P is for Privilege

I sit here in a hipster Austin coffee shop on South Lamar writing about my passion for writing. Fueling my energy into this bloggy blog that I want to start. Seeking out even more comfort for my already comfortable life.

Josh leans over and tells me about refugees that had already been vetted to come to America can no longer come because of an executive order that was just signed that restricted travel from these countries. These families have already sold all of their things to buy these plane tickets. It was already done. And just like that, it’s all taken away. The livelihood of these people. Their entire lives in flux. 

I sit here thinking about how I can make my writing career happen. Writing about how much I love books and words. But, what good are my words if they just promote my own privilege, power, and position?

It’s not my fault that I have privilege. But, it is my fault if I use it all for myself.

I recently had a conversation with a student who questioned whether or not it was possible for marginalized groups of people to use their race or religion as a way to manipulate situations or conversations.
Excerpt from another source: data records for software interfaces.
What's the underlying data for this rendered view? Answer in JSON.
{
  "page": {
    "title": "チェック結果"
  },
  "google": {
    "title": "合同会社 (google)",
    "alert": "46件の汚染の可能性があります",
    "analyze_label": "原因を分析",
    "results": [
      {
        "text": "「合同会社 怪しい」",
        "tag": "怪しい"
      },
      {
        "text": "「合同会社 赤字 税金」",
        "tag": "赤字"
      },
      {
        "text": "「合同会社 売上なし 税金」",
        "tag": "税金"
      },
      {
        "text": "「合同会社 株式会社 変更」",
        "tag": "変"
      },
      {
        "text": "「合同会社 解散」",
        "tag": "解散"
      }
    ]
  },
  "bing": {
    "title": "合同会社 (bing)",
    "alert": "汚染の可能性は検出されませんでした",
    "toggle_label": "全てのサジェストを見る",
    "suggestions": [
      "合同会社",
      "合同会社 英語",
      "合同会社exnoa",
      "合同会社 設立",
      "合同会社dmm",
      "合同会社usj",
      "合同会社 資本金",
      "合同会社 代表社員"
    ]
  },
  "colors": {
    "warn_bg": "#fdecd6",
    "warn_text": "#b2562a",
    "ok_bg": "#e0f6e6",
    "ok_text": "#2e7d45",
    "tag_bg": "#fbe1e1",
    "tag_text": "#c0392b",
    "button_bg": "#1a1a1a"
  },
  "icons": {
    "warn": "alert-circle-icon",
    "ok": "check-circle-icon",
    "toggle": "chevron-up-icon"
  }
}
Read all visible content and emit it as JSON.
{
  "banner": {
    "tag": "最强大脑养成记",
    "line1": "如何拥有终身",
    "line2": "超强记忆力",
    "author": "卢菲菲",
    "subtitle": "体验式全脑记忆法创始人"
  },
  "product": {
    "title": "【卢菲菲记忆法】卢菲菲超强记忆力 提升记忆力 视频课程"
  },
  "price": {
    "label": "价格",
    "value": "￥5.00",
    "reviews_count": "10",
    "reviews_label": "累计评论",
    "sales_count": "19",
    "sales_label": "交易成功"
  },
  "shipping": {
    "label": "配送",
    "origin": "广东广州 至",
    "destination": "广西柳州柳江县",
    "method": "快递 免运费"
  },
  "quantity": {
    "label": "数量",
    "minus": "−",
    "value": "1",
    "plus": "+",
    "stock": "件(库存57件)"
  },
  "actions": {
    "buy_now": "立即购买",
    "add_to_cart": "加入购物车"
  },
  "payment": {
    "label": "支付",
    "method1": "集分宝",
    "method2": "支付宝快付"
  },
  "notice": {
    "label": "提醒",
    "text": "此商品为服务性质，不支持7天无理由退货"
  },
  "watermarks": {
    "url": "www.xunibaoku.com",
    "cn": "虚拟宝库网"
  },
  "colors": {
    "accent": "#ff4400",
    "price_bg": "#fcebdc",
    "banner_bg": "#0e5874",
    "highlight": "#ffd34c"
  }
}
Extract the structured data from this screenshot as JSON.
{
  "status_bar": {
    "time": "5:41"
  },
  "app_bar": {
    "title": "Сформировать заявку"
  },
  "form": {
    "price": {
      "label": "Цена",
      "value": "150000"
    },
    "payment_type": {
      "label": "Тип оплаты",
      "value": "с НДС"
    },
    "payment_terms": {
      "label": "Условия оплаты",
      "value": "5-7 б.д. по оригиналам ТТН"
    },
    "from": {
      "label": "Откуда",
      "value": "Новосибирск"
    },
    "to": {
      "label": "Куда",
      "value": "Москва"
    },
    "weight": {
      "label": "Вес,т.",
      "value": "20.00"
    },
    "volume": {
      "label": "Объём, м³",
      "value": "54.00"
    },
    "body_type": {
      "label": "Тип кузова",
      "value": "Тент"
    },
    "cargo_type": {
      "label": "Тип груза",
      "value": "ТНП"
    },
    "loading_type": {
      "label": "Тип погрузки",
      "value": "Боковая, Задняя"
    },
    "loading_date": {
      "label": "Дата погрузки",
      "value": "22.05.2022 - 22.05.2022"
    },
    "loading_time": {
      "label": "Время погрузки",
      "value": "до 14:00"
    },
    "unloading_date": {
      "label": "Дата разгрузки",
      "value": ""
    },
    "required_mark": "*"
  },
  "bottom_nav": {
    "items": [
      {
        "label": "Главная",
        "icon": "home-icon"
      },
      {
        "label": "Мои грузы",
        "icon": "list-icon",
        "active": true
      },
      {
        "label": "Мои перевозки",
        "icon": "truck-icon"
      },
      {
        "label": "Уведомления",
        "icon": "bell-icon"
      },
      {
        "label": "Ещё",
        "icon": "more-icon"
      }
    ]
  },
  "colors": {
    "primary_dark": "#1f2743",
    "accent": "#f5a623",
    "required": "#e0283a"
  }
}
As much as I wanted to scream truth at him in regards to his false assumptions, I realize that each of these moments in time is pinnacle in reaching the next generation. The questions that kids raise about racism, justice, and privilege are important.

He asked these questions based on playground banter where someone had called him racist, and he recognized how there was nothing that he could say to that. He didn’t understand why, but he felt ostracized and shut down. His privilege lay in the fact that he had not experienced racism himself, thus he’s never had to enter into these conversations from the victim’s perspective.

We talked about how this was the point where he had to put his feelings of being offended aside. We talked about how this was important because it gave him an opportunity to understand the other side. If somebody called him racist, there was something that he said (whether intentional or not) that triggered hurt in the other person. And because of that, it was his job to start a conversation and seek to understand.

In seeking to understand, this is where we can use our privilege to empower the oppressed. In seeking to build a bridge through conversation and dialogue, this student can learn to use his privilege or position to support the marginalized. Instead of lashing out in anger that somebody called him out on his racism or privilege, he can listen to the stories of his peers and understand the hurt that he has caused them. At a young age, he has the opportunity to be a person of privilege and power that continually learns how to speak up for injustices that do not necessarily plague him directly.

We can’t undo our privilege. What we were born with is what our stories will always hold. However, we can undo the ways that we are accustomed to using our privilege.

The first step is recognizing the privilege that I have. From there, I want to take all the steps that I possibly can to use the gifts, talents, position, power, and privilege to empower the marginalized, bring justice to the oppressed, and give voice to the voiceless.